_Task brief_
If a line in the following entries contains the string "Assets", it counts toward the total; report only that total.

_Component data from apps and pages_
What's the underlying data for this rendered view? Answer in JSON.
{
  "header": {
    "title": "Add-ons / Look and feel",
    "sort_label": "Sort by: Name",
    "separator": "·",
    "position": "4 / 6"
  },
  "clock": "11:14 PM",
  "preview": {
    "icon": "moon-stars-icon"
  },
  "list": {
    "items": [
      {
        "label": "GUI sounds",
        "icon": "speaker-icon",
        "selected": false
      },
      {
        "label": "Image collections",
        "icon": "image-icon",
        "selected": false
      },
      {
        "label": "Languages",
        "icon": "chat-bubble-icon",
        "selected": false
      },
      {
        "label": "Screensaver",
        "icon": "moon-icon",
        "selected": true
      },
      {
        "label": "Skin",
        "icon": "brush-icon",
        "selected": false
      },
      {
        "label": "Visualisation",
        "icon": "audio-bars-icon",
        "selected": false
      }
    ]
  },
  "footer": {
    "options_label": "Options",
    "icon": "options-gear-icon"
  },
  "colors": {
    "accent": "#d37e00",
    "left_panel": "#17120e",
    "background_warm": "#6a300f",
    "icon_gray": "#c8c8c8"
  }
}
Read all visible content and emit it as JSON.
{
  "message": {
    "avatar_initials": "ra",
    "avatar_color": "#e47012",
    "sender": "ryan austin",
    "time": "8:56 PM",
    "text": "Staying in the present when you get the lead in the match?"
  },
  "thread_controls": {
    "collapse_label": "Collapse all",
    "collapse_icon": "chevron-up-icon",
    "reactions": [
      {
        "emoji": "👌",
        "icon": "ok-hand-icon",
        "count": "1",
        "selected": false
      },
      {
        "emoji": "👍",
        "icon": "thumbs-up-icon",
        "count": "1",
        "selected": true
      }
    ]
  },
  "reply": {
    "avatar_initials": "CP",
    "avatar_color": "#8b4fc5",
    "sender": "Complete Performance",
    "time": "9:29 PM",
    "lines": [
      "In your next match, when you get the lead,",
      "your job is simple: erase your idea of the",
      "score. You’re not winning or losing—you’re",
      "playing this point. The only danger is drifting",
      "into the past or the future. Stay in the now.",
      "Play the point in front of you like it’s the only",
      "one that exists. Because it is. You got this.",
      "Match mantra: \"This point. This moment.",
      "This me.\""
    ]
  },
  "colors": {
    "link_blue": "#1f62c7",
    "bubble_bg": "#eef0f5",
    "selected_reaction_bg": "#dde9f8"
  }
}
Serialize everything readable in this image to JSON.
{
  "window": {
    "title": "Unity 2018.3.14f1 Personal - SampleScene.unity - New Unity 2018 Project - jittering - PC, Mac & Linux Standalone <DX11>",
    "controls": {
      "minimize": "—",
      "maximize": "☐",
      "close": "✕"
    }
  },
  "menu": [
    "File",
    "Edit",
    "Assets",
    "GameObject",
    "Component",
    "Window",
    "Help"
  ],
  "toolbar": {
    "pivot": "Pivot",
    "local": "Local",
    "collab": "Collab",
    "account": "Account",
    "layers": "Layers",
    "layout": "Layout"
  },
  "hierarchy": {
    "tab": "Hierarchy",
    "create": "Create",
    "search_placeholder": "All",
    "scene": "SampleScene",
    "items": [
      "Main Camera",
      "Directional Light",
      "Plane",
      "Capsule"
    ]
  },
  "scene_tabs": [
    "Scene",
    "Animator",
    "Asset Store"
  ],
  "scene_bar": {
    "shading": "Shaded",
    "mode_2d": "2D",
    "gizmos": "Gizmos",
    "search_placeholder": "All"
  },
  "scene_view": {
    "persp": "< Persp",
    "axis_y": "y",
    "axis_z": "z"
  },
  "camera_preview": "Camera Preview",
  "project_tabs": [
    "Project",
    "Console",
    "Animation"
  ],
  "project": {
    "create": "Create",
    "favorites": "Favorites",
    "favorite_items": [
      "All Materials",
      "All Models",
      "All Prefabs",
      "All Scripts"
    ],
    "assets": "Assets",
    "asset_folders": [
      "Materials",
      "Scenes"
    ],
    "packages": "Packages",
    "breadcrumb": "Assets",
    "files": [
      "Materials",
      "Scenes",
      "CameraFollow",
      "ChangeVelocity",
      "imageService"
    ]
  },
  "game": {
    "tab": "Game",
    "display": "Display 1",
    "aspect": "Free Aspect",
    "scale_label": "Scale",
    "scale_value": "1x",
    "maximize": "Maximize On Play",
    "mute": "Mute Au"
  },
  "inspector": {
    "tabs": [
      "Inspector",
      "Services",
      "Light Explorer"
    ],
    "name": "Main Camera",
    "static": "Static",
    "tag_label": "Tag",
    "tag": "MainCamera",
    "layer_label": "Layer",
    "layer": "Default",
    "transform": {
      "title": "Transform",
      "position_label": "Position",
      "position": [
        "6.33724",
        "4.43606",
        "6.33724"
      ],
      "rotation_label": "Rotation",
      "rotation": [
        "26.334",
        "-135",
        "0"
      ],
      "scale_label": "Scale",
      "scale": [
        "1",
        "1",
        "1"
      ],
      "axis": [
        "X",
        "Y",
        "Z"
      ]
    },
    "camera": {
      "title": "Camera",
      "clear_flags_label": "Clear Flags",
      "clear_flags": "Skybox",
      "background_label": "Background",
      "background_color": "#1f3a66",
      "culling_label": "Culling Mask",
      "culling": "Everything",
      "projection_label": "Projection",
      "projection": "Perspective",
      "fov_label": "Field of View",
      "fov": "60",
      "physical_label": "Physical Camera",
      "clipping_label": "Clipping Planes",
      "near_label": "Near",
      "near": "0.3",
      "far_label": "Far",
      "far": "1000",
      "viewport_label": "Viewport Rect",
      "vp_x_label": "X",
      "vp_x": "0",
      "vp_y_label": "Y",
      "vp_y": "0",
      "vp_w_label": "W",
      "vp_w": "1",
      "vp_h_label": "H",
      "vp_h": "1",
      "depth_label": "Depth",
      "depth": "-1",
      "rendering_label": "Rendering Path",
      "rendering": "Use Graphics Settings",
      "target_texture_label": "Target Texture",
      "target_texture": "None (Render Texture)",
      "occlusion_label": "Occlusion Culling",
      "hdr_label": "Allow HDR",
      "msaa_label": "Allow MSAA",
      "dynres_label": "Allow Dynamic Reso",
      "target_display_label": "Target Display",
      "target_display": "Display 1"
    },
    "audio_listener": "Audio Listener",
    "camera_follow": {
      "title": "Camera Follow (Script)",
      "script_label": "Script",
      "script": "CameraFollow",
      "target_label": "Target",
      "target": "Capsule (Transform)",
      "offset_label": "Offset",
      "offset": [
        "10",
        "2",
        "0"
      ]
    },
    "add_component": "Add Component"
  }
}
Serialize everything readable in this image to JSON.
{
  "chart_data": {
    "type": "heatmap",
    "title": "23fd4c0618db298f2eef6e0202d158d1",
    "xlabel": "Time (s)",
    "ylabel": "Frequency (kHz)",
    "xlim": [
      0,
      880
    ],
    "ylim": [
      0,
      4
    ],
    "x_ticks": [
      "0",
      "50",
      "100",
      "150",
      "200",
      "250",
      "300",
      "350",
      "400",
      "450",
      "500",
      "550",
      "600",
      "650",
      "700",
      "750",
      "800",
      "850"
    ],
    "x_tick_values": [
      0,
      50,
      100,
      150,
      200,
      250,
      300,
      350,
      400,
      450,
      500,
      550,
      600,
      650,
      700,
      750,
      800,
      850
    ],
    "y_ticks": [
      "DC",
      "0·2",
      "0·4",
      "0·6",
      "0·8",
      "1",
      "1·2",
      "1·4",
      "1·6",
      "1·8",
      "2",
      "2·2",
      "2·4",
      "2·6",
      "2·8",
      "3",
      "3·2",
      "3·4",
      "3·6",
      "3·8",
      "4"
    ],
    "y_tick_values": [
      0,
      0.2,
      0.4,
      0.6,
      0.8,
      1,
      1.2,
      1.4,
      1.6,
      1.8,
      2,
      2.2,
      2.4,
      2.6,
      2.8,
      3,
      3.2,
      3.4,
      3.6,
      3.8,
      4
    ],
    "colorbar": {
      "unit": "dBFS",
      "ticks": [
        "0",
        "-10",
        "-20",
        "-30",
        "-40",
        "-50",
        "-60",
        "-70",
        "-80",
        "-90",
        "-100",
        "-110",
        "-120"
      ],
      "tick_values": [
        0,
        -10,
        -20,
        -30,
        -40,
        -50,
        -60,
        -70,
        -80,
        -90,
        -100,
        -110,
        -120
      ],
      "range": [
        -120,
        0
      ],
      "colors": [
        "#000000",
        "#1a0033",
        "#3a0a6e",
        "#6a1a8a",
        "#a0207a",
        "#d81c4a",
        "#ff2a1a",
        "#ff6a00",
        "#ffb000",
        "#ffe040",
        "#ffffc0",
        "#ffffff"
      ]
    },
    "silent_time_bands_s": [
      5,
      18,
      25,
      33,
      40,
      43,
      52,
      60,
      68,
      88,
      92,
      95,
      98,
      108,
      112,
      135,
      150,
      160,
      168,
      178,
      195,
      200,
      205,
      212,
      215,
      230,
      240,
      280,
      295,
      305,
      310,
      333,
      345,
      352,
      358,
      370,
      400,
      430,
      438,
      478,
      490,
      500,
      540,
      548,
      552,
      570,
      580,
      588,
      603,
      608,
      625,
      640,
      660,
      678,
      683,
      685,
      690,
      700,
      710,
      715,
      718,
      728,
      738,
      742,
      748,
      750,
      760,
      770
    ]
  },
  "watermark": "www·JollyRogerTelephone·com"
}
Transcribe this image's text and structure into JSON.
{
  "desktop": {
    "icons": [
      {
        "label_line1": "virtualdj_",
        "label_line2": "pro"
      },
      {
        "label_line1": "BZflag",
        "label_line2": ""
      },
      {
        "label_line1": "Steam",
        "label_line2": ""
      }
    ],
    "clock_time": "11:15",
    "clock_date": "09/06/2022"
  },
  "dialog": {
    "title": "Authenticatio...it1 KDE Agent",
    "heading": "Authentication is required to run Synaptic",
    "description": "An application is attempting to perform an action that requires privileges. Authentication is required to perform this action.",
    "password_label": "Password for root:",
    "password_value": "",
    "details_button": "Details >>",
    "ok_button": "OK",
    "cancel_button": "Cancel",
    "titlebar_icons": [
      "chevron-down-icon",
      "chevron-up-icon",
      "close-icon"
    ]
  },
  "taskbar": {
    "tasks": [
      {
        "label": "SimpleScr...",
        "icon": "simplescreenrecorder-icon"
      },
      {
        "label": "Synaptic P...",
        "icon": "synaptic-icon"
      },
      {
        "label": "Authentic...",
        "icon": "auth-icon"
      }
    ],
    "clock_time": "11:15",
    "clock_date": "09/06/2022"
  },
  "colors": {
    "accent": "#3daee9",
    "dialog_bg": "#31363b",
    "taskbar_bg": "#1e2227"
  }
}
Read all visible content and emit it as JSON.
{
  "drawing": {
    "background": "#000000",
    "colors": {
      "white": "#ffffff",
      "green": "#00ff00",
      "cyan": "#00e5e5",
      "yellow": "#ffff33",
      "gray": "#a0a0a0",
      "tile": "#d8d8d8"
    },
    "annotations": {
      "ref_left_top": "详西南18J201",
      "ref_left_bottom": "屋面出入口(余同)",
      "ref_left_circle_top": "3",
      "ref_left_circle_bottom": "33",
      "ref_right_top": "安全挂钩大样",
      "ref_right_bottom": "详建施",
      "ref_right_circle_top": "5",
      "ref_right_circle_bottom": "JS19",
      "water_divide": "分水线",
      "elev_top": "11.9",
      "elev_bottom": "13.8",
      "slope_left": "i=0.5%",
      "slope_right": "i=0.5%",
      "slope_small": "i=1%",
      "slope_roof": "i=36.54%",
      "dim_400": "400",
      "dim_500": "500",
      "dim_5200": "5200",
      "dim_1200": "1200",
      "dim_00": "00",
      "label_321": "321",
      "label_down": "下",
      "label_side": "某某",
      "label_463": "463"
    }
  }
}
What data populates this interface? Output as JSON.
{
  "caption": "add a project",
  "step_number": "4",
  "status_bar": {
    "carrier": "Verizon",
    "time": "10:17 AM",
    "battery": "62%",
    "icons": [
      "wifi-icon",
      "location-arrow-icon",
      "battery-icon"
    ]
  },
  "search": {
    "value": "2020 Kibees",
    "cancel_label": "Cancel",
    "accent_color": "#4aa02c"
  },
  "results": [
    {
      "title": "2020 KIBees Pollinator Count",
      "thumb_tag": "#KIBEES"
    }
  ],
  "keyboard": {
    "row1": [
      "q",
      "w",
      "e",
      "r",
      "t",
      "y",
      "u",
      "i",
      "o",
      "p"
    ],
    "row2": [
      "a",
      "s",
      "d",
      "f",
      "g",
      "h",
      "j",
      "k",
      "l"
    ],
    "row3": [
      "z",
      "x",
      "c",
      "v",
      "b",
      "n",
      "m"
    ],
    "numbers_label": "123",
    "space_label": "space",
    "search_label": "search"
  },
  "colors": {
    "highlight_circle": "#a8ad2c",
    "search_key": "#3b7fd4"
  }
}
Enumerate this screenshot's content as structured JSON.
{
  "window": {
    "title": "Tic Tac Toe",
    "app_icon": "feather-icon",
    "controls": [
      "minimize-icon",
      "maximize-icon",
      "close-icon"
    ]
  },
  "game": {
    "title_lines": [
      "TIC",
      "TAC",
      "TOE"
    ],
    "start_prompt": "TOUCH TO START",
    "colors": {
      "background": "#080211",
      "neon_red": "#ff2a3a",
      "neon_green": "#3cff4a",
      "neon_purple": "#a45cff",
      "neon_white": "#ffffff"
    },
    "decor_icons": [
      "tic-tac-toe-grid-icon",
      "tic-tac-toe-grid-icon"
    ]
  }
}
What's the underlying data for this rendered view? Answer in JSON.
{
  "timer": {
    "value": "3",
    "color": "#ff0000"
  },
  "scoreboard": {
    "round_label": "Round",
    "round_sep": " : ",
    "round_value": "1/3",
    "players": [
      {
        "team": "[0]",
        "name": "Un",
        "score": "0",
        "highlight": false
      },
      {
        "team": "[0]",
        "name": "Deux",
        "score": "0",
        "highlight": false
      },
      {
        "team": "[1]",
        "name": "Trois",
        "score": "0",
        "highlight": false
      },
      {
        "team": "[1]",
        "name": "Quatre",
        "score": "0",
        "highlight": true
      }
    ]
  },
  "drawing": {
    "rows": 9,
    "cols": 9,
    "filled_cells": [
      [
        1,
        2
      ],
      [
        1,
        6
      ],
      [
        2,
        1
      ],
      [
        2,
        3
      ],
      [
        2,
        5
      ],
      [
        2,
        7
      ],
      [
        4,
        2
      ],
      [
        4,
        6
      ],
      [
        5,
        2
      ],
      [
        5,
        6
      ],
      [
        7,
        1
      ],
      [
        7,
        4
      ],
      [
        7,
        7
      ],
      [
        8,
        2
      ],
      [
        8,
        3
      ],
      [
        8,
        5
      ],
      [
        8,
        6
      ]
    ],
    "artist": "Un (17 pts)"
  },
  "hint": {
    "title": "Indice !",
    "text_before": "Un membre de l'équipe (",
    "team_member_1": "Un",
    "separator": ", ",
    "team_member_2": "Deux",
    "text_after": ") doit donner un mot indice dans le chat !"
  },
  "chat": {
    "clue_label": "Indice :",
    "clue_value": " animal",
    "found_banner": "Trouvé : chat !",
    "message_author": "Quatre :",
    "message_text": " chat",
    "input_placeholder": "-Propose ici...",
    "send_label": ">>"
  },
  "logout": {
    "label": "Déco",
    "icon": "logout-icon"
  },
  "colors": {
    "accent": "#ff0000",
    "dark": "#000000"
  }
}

_Output for this task_
3